Around 500,000 suspected cancer patients waited longer than the recommended two weeks to see a specialist after being referred by a GP. Someone in Lincolnshire had to wait almost a year. Figures for 2021 show someone waited almost three years for a diagnosis or to have cancer ruled out.

Hanging on the telephone

The UK government has missed targets for increasing the number of ambulance and emergency care call handlers, according to figures obtained through FOI requests by the Labour Party. As of January, the NHS was short of 250 staff for its 111 service and 100 handlers answering 999 calls.

The data also revealed that in December, one 999 caller in Yorkshire was forced to wait for an hour and a half before their call was even answered. The longest 111 response time in December was three hours and five minutes for a caller in the Midlands.

Anti-social behaviour

Figures released by the Lib Dems reveal that in 2020 alone 860,000 incidents of anti-social behaviour went unattended by a police officer. The party estimates more than 2,000 complaints about anti-social behaviour went unanswered by police each day last year – with an alarming 4.3 million cases over five years

Of the 38 police forces who submitted full responses, the worst performers last year were Avon & Somerset and Cambridgeshire – with 81% and 80% of anti-social behaviour reports going unattended respectively.

Car theft

This looks like a really clever use of FOI by the Lib Dems – ask about attendance rates at several different crimes (they also did burglary) and package the responses into several stories.

Cambridgeshire Police attended less than 12% of vehicle thefts in 2022, making it one of the worst performing forces in the country, according to new figures obtained through a Freedom of Information (FOI) request by the Liberal Democrats. Out of the 1,279 reported incidents, only 152 had police attend, leaving 88% of vehicle thefts unattended.

Agency spend

Bolton’s NHS trust spent £6.8 million on agency doctors from private agencies last year. That’s according to figures obtained under the Freedom of Information Act.

These doctors are brought in as cover when there aren’t enough staff on shift, usually at a far higher price than full-time NHS workers. A previous FOI by Bolton News found that one agency had been able to charge fees of over £1000 on average for a single nursing shift.

Unsociable discharges

Figures obtained by the Scottish Conservatives using freedom of information requests revealed 38,535 patients were released from hospital after 10pm in 2022. Of that number, 16,488 patients were discharged between midnight and 5am, while a further 4,993 patients were released between 3am and 5am.

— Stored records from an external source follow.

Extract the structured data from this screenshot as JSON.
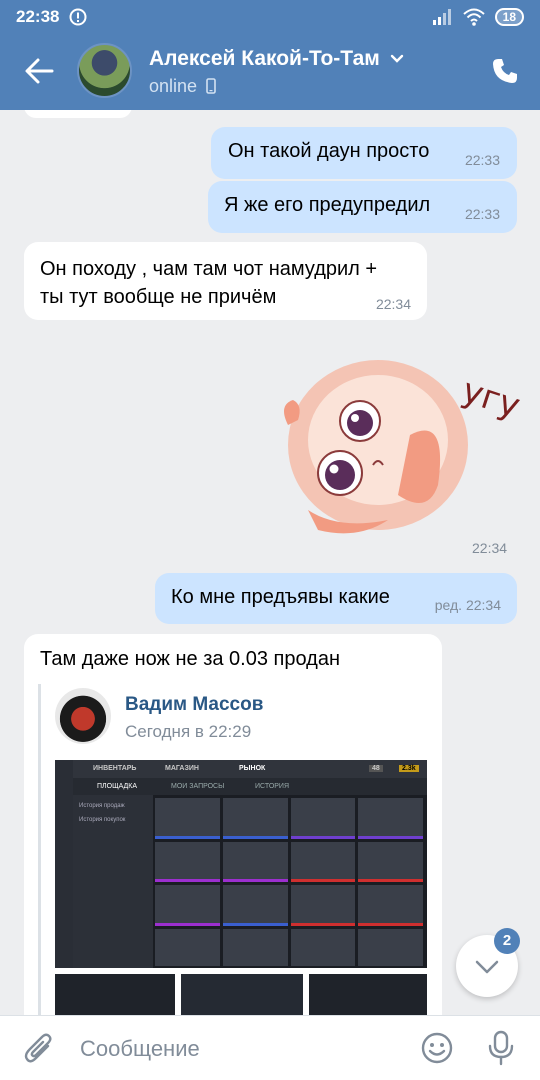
{
  "status_bar": {
    "time": "22:38",
    "battery": "18"
  },
  "header": {
    "contact_name": "Алексей Какой-То-Там",
    "contact_status": "online"
  },
  "messages": [
    {
      "text": "Он такой даун просто",
      "time": "22:33",
      "direction": "out"
    },
    {
      "text": "Я же его предупредил",
      "time": "22:33",
      "direction": "out"
    },
    {
      "text": "Он походу , чам там чот намудрил + ты тут вообще не причём",
      "time": "22:34",
      "direction": "in"
    },
    {
      "sticker_caption": "угу",
      "time": "22:34",
      "direction": "out"
    },
    {
      "text": "Ко мне предъявы какие",
      "time": "ред. 22:34",
      "direction": "out"
    },
    {
      "text": "Там даже нож не за 0.03 продан",
      "direction": "in"
    }
  ],
  "repost": {
    "author": "Вадим Массов",
    "date": "Сегодня в 22:29",
    "screenshot": {
      "tabs": [
        "ИНВЕНТАРЬ",
        "МАГАЗИН",
        "РЫНОК"
      ],
      "subtabs": [
        "ПЛОЩАДКА",
        "МОИ ЗАПРОСЫ",
        "ИСТОРИЯ"
      ],
      "side_items": [
        "История продаж",
        "История покупок"
      ],
      "balance_1": "48",
      "balance_2": "2.3k"
    }
  },
  "unread_count": "2",
  "composer": {
    "placeholder": "Сообщение"
  },
  "colors": {
    "header_bg": "#5181b8",
    "bubble_out": "#cce4ff",
    "bubble_in": "#ffffff",
    "chat_bg": "#edeef0"
  }
}
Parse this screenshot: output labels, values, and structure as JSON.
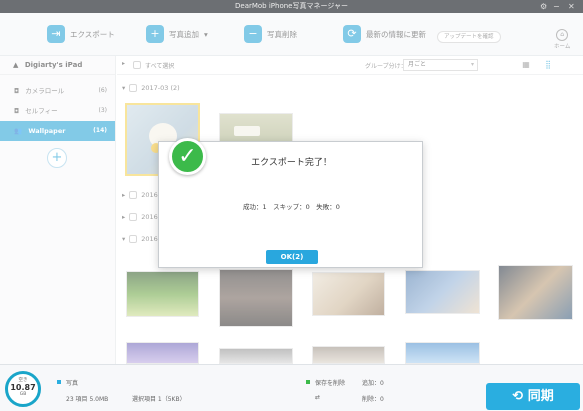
{
  "app": {
    "title": "DearMob iPhone写真マネージャー"
  },
  "toolbar": {
    "export_label": "エクスポート",
    "add_label": "写真追加",
    "delete_label": "写真削除",
    "refresh_label": "最新の情報に更新",
    "check_update_label": "アップデートを確認",
    "home_label": "ホーム"
  },
  "sidebar": {
    "device_name": "Digiarty's iPad",
    "items": [
      {
        "label": "カメラロール",
        "count": "(6)",
        "icon": "camera-icon"
      },
      {
        "label": "セルフィー",
        "count": "(3)",
        "icon": "camera-icon"
      },
      {
        "label": "Wallpaper",
        "count": "(14)",
        "icon": "people-icon",
        "active": true
      }
    ]
  },
  "filter": {
    "select_all": "すべて選択",
    "group_label": "グループ分け：",
    "group_value": "月ごと"
  },
  "groups": [
    {
      "label": "2017-03 (2)"
    },
    {
      "label": "2016"
    },
    {
      "label": "2016"
    },
    {
      "label": "2016"
    }
  ],
  "dialog": {
    "title": "エクスポート完了！",
    "result": "成功：1　スキップ：0　失敗：0",
    "ok_label": "OK(2)"
  },
  "status": {
    "storage_label": "空き",
    "storage_value": "10.87",
    "storage_unit": "GB",
    "photo_label": "写真",
    "photo_summary": "23 項目 5.0MB",
    "selected_summary": "選択項目 1（5KB）",
    "pending_label": "保存を削除",
    "added_label": "追加：0",
    "removed_label": "削除：0",
    "sync_label": "同期"
  },
  "colors": {
    "accent": "#1d9fd3",
    "success": "#3cba4a",
    "sync": "#2aaee0"
  }
}
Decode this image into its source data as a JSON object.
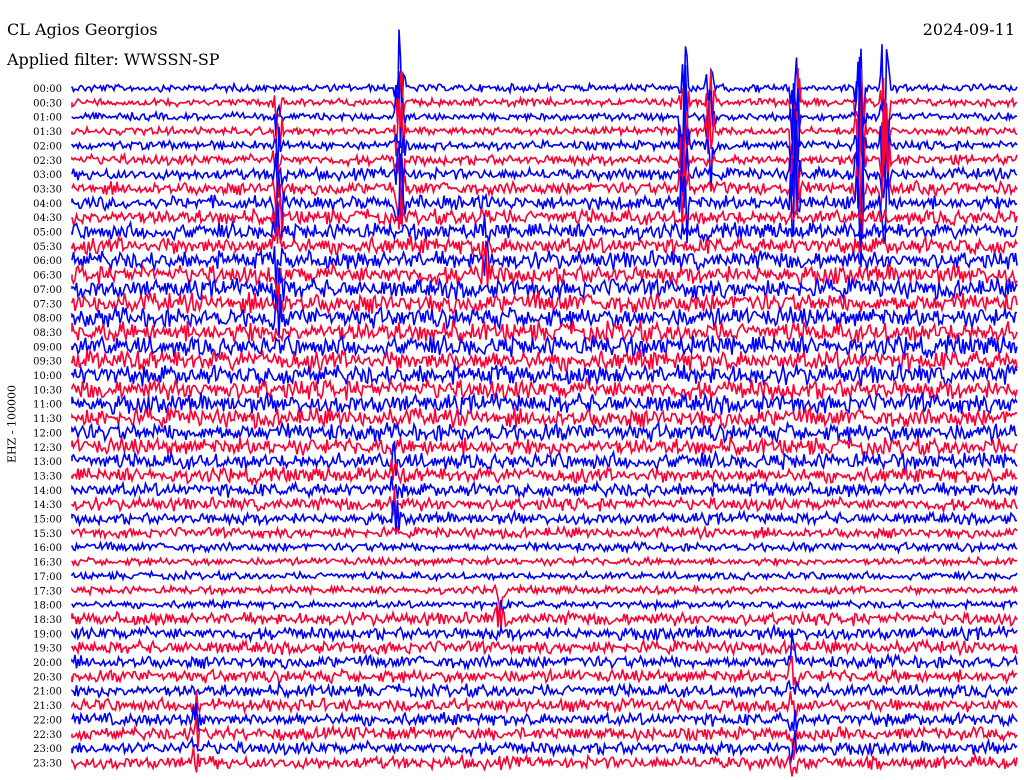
{
  "header": {
    "station": "CL Agios Georgios",
    "filter": "Applied filter: WWSSN-SP",
    "date": "2024-09-11"
  },
  "chart_data": {
    "type": "helicorder",
    "title": "CL Agios Georgios",
    "subtitle": "Applied filter: WWSSN-SP",
    "date": "2024-09-11",
    "ylabel": "EHZ - 100000",
    "rows": [
      "00:00",
      "00:30",
      "01:00",
      "01:30",
      "02:00",
      "02:30",
      "03:00",
      "03:30",
      "04:00",
      "04:30",
      "05:00",
      "05:30",
      "06:00",
      "06:30",
      "07:00",
      "07:30",
      "08:00",
      "08:30",
      "09:00",
      "09:30",
      "10:00",
      "10:30",
      "11:00",
      "11:30",
      "12:00",
      "12:30",
      "13:00",
      "13:30",
      "14:00",
      "14:30",
      "15:00",
      "15:30",
      "16:00",
      "16:30",
      "17:00",
      "17:30",
      "18:00",
      "18:30",
      "19:00",
      "19:30",
      "20:00",
      "20:30",
      "21:00",
      "21:30",
      "22:00",
      "22:30",
      "23:00",
      "23:30"
    ],
    "series_colors": [
      "#0000ff",
      "#ff0033"
    ],
    "background": "#ffffff"
  }
}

the Tories warned that middle-of-the-night discharges could put elderly and vulnerable patients at risk due to a lack of available care services. The Greater Glasgow and Clyde health board area had the most late-night discharges, with almost 10,000 patients released from hospitals between 10pm and 5am.

No penalty

Kettering’s anti-social behaviour order is a “waste of time” as no one has been punished for breaching it in the last five years. The Public Spaces Protection Order was introduced in 2016. It allowed police and council officials to issue £100 fines for breaching rules such as bans on street drinking and begging, and even skateboarding in certain areas (until that was dropped).

However, a Freedom of Information request by the Northamptonshire Telegraph has revealed that no one has been given a fixed penalty notice for violating the order in 2018, 2019, 2020, 2021 or 2022.

Rail replacement taxi

Figures obtained by the Scottish Liberal Democrats revealed that publicly-owned rail operator, ScotRail, spent more than £200,000 on taxis for stranded passengers due to cancelled trains. In one instance, the operator spent £798.30 on an eight-seater taxi from Wick to Inverness, stopping at all train stations in between.

The Scottish Liberal Democrats criticized the move, pointing out the cost is in addition to the £650,000 paid out for delayed rail services. However, Transport Minister Kevin Stewart argued that the figures represent less than 0.004% of over 58 million journeys between April 2022 and March 2023.

Leave a Reply

This site uses Akismet to reduce spam. Learn how your comment data is processed.